"We're now entering the remote data operations phase, which means all those who were in Pasadena have gone back to their home institutions and we'll be working across six time zones.
"Our goals are practically the same, but it's going to take a little more time and patience to get the results we want."
Curiosity landed on the Red Planet on August 5.
It has beamed back vast amounts of data from rock, soil and atmospheric samples taken using an arsenal of hi-tech equipment.
Dr Bridges said: "Over the first 90 Mars days it was useful to be able to talk to other members of the team, but it's not practical to continue for any protracted amount of time.
"But the aim remains the same – to test for habitability, trying to understand whether there was flowing water or other conditions able to support life on Mars."
In 2011, Dr Bridges was selected from 140 scientists who applied for a role working on the Nasa Mars mission.

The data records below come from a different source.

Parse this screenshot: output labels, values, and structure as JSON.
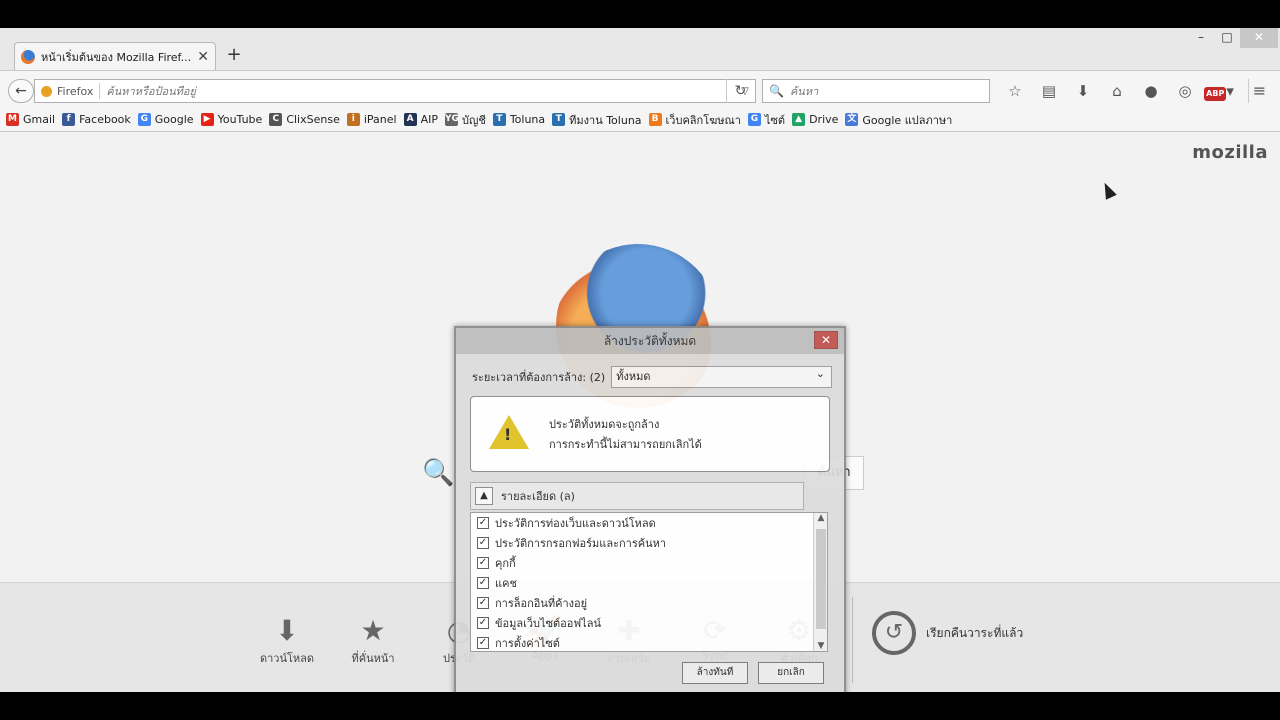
{
  "window": {
    "tab_title": "หน้าเริ่มต้นของ Mozilla Firef...",
    "new_tab": "+",
    "controls": {
      "minimize": "–",
      "maximize": "□",
      "close": "✕"
    }
  },
  "navbar": {
    "back": "←",
    "identity": "Firefox",
    "url_placeholder": "ค้นหาหรือป้อนที่อยู่",
    "reload": "↻",
    "search_placeholder": "ค้นหา",
    "icons": [
      "star-icon",
      "reading-list-icon",
      "download-icon",
      "home-icon",
      "chat-icon",
      "extension-icon",
      "adblock-icon"
    ],
    "adblock": "ABP",
    "menu": "≡"
  },
  "bookmarks": [
    {
      "label": "Gmail",
      "color": "#d93025",
      "glyph": "M"
    },
    {
      "label": "Facebook",
      "color": "#3b5998",
      "glyph": "f"
    },
    {
      "label": "Google",
      "color": "#4285f4",
      "glyph": "G"
    },
    {
      "label": "YouTube",
      "color": "#e62117",
      "glyph": "▶"
    },
    {
      "label": "ClixSense",
      "color": "#555555",
      "glyph": "C"
    },
    {
      "label": "iPanel",
      "color": "#c07020",
      "glyph": "i"
    },
    {
      "label": "AIP",
      "color": "#223355",
      "glyph": "A"
    },
    {
      "label": "บัญชี",
      "color": "#666666",
      "glyph": "YG"
    },
    {
      "label": "Toluna",
      "color": "#2a6fb0",
      "glyph": "T"
    },
    {
      "label": "ทีมงาน Toluna",
      "color": "#2a6fb0",
      "glyph": "T"
    },
    {
      "label": "เว็บคลิกโฆษณา",
      "color": "#f07a1a",
      "glyph": "B"
    },
    {
      "label": "ไซต์",
      "color": "#4285f4",
      "glyph": "G"
    },
    {
      "label": "Drive",
      "color": "#1fa463",
      "glyph": "▲"
    },
    {
      "label": "Google แปลภาษา",
      "color": "#4a7ad8",
      "glyph": "文"
    }
  ],
  "content": {
    "brand": "mozilla",
    "search_button": "ค้นหา",
    "launcher": [
      {
        "label": "ดาวน์โหลด",
        "icon": "download-icon",
        "glyph": "⬇"
      },
      {
        "label": "ที่คั่นหน้า",
        "icon": "bookmarks-icon",
        "glyph": "★"
      },
      {
        "label": "ประวัติ",
        "icon": "history-icon",
        "glyph": "◔"
      },
      {
        "label": "Apps",
        "icon": "apps-icon",
        "glyph": "🚀"
      },
      {
        "label": "ส่วนเสริม",
        "icon": "addons-icon",
        "glyph": "✚"
      },
      {
        "label": "Sync",
        "icon": "sync-icon",
        "glyph": "⟳"
      },
      {
        "label": "ตัวเลือก",
        "icon": "options-icon",
        "glyph": "⚙"
      }
    ],
    "restore": "เรียกคืนวาระที่แล้ว"
  },
  "dialog": {
    "title": "ล้างประวัติทั้งหมด",
    "range_label": "ระยะเวลาที่ต้องการล้าง: (2)",
    "range_value": "ทั้งหมด",
    "warning_line1": "ประวัติทั้งหมดจะถูกล้าง",
    "warning_line2": "การกระทำนี้ไม่สามารถยกเลิกได้",
    "details_label": "รายละเอียด (ล)",
    "items": [
      "ประวัติการท่องเว็บและดาวน์โหลด",
      "ประวัติการกรอกฟอร์มและการค้นหา",
      "คุกกี้",
      "แคช",
      "การล็อกอินที่ค้างอยู่",
      "ข้อมูลเว็บไซต์ออฟไลน์",
      "การตั้งค่าไซต์"
    ],
    "clear_button": "ล้างทันที",
    "cancel_button": "ยกเลิก"
  }
}
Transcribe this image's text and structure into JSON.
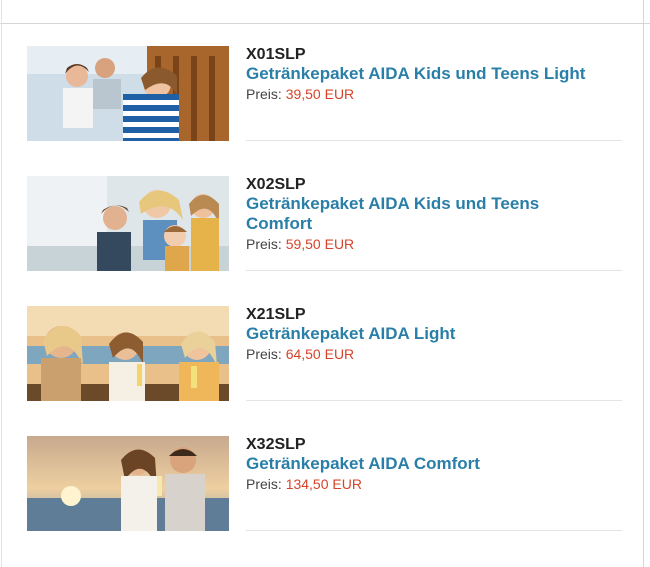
{
  "products": [
    {
      "code": "X01SLP",
      "title": "Getränkepaket AIDA Kids und Teens Light",
      "price_label": "Preis:",
      "price_value": "39,50 EUR"
    },
    {
      "code": "X02SLP",
      "title": "Getränkepaket AIDA Kids und Teens Comfort",
      "price_label": "Preis:",
      "price_value": "59,50 EUR"
    },
    {
      "code": "X21SLP",
      "title": "Getränkepaket AIDA Light",
      "price_label": "Preis:",
      "price_value": "64,50 EUR"
    },
    {
      "code": "X32SLP",
      "title": "Getränkepaket AIDA Comfort",
      "price_label": "Preis:",
      "price_value": "134,50 EUR"
    }
  ],
  "colors": {
    "title_link": "#2a7fa8",
    "price_value": "#d5442a",
    "code_text": "#222222"
  }
}
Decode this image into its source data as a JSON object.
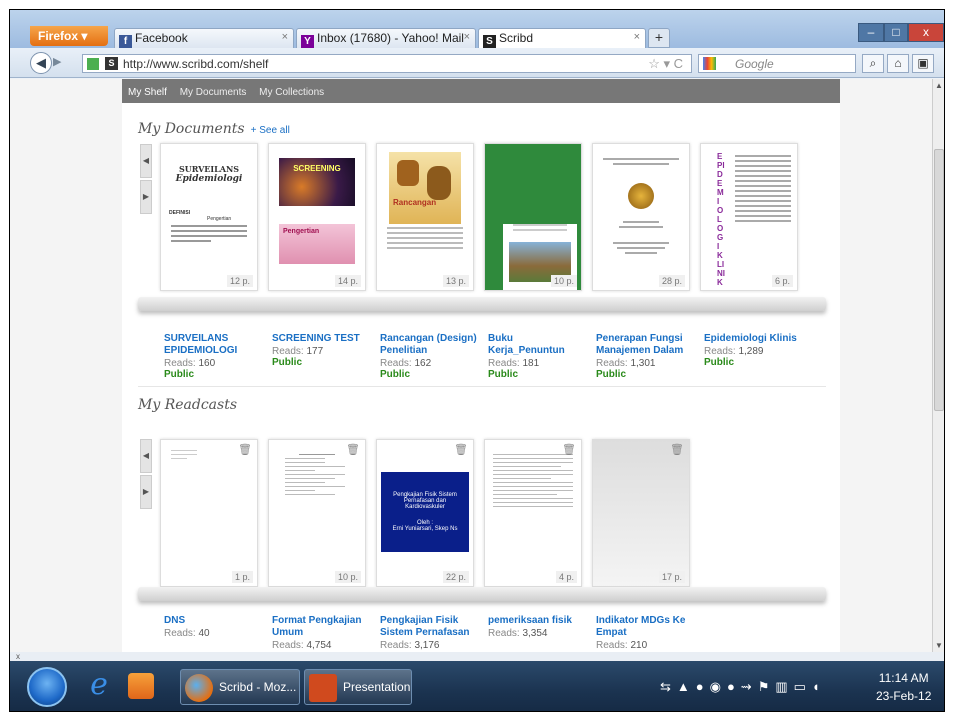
{
  "browser": {
    "firefox_label": "Firefox",
    "tabs": [
      {
        "label": "Facebook",
        "icon": "facebook-icon"
      },
      {
        "label": "Inbox (17680) - Yahoo! Mail",
        "icon": "yahoo-icon"
      },
      {
        "label": "Scribd",
        "icon": "scribd-icon"
      }
    ],
    "url": "http://www.scribd.com/shelf",
    "search_placeholder": "Google"
  },
  "subnav": {
    "items": [
      "My Shelf",
      "My Documents",
      "My Collections"
    ]
  },
  "documents": {
    "heading": "My Documents",
    "see_all": "+ See all",
    "items": [
      {
        "title": "SURVEILANS EPIDEMIOLOGI",
        "reads_label": "Reads:",
        "reads": "160",
        "status": "Public",
        "pages": "12 p.",
        "cover_text": [
          "SURVEILANS",
          "Epidemiologi",
          "DEFINISI",
          "Pengertian"
        ]
      },
      {
        "title": "SCREENING TEST",
        "reads_label": "Reads:",
        "reads": "177",
        "status": "Public",
        "pages": "14 p.",
        "cover_text": [
          "SCREENING",
          "Pengertian"
        ]
      },
      {
        "title": "Rancangan (Design) Penelitian",
        "reads_label": "Reads:",
        "reads": "162",
        "status": "Public",
        "pages": "13 p.",
        "cover_text": [
          "Rancangan"
        ]
      },
      {
        "title": "Buku Kerja_Penuntun",
        "reads_label": "Reads:",
        "reads": "181",
        "status": "Public",
        "pages": "10 p.",
        "cover_text": []
      },
      {
        "title": "Penerapan Fungsi Manajemen Dalam",
        "reads_label": "Reads:",
        "reads": "1,301",
        "status": "Public",
        "pages": "28 p.",
        "cover_text": []
      },
      {
        "title": "Epidemiologi Klinis",
        "reads_label": "Reads:",
        "reads": "1,289",
        "status": "Public",
        "pages": "6 p.",
        "cover_text": [
          "EPIDEMIOLOGI KLINIK"
        ]
      }
    ]
  },
  "readcasts": {
    "heading": "My Readcasts",
    "items": [
      {
        "title": "DNS",
        "reads_label": "Reads:",
        "reads": "40",
        "pages": "1 p."
      },
      {
        "title": "Format Pengkajian Umum",
        "reads_label": "Reads:",
        "reads": "4,754",
        "pages": "10 p."
      },
      {
        "title": "Pengkajian Fisik Sistem Pernafasan",
        "reads_label": "Reads:",
        "reads": "3,176",
        "pages": "22 p.",
        "cover_text": [
          "Pengkajian Fisik Sistem Pernafasan dan Kardiovaskuler",
          "Oleh :",
          "Erni Yuniarsari, Skep Ns"
        ]
      },
      {
        "title": "pemeriksaan fisik",
        "reads_label": "Reads:",
        "reads": "3,354",
        "pages": "4 p."
      },
      {
        "title": "Indikator MDGs Ke Empat",
        "reads_label": "Reads:",
        "reads": "210",
        "pages": "17 p."
      }
    ]
  },
  "statusbar": {
    "close_label": "x"
  },
  "taskbar": {
    "buttons": [
      {
        "label": "Scribd - Moz..."
      },
      {
        "label": "Presentation..."
      }
    ],
    "time": "11:14 AM",
    "date": "23-Feb-12"
  },
  "colors": {
    "link": "#1a6fc4",
    "public": "#2a8a1a"
  }
}
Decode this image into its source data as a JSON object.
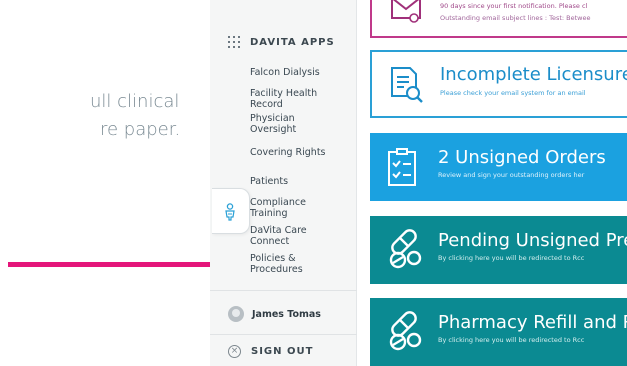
{
  "background": {
    "line1": "ull clinical",
    "line2": "re paper."
  },
  "colors": {
    "arrow": "#e4157a",
    "sidebar_bg": "#f5f6f6",
    "licensure_border": "#2aa0d6",
    "orders_bg": "#1ba1e0",
    "teal_bg": "#0b8a92",
    "notice_border": "#c0398a"
  },
  "sidebar": {
    "apps_title": "DAVITA APPS",
    "items": [
      {
        "label_lines": [
          "Falcon Dialysis"
        ]
      },
      {
        "label_lines": [
          "Facility Health",
          "Record"
        ]
      },
      {
        "label_lines": [
          "Physician",
          "Oversight"
        ]
      },
      {
        "label_lines": [
          "Covering Rights"
        ]
      },
      {
        "label_lines": [
          "Patients"
        ]
      },
      {
        "label_lines": [
          "Compliance",
          "Training"
        ]
      },
      {
        "label_lines": [
          "DaVita Care",
          "Connect"
        ]
      },
      {
        "label_lines": [
          "Policies &",
          "Procedures"
        ]
      }
    ],
    "user_name": "James Tomas",
    "signout_label": "SIGN OUT",
    "help_icon": "person-help-icon"
  },
  "cards": {
    "notice": {
      "line1": "90 days since your first notification. Please cl",
      "line2": "Outstanding email subject lines : Test: Betwee",
      "icon": "alert-envelope-icon"
    },
    "licensure": {
      "title": "Incomplete Licensure &",
      "subtitle": "Please check your email system for an email",
      "icon": "document-search-icon"
    },
    "orders": {
      "title": "2 Unsigned Orders",
      "subtitle": "Review and sign your outstanding orders her",
      "icon": "checklist-icon"
    },
    "prescriptions": {
      "title": "Pending Unsigned Pre",
      "subtitle": "By clicking here you will be redirected to Rcc",
      "icon": "pills-icon"
    },
    "refill": {
      "title": "Pharmacy Refill and Re",
      "subtitle": "By clicking here you will be redirected to Rcc",
      "icon": "pills-icon"
    }
  }
}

He arrived in California on August 1.
"It was a fascinating working environment in Pasadena, seeing the project right through from the entry to the landing to turning everything on," said Dr Bridges.
"The first few images of Mount Sharp were beautiful and then we started moving little by little towards it, which is the ultimate goal.
"We switched on the ChemCam for the first time – it was a fascinating experience seeing it all unfold."
Curiosity has an estimated two-year lifespan.
The mission will continue until the robot is no longer capable of sending back information.
"Another Mars rover, Opportunity, has been on the planet since 2004 and is still functioning, so we'll keep analysing whatever Curiosity sends back until it fails," said Dr Bridges.
"Hopefully, it will go for a considerable period of time."
The latest data to be sent back is the analysis of methane in the atmosphere.
"The levels are much smaller than we first thought – there are vanishingly small parts of methane in the Mars atmosphere," Dr Bridges said.
"Earth spectrometers were giving us much larger readings than we are getting from Curiosity, but that's one of the advantages of being on the surface."
Scientists were interested in the methane levels because they could be associated with microbial activity at some point in the planet's history.
Read Dr Bridges's blog at:
www2.le.ac.uk/departments/ physics/research/src/res/ planetary-science/mslblog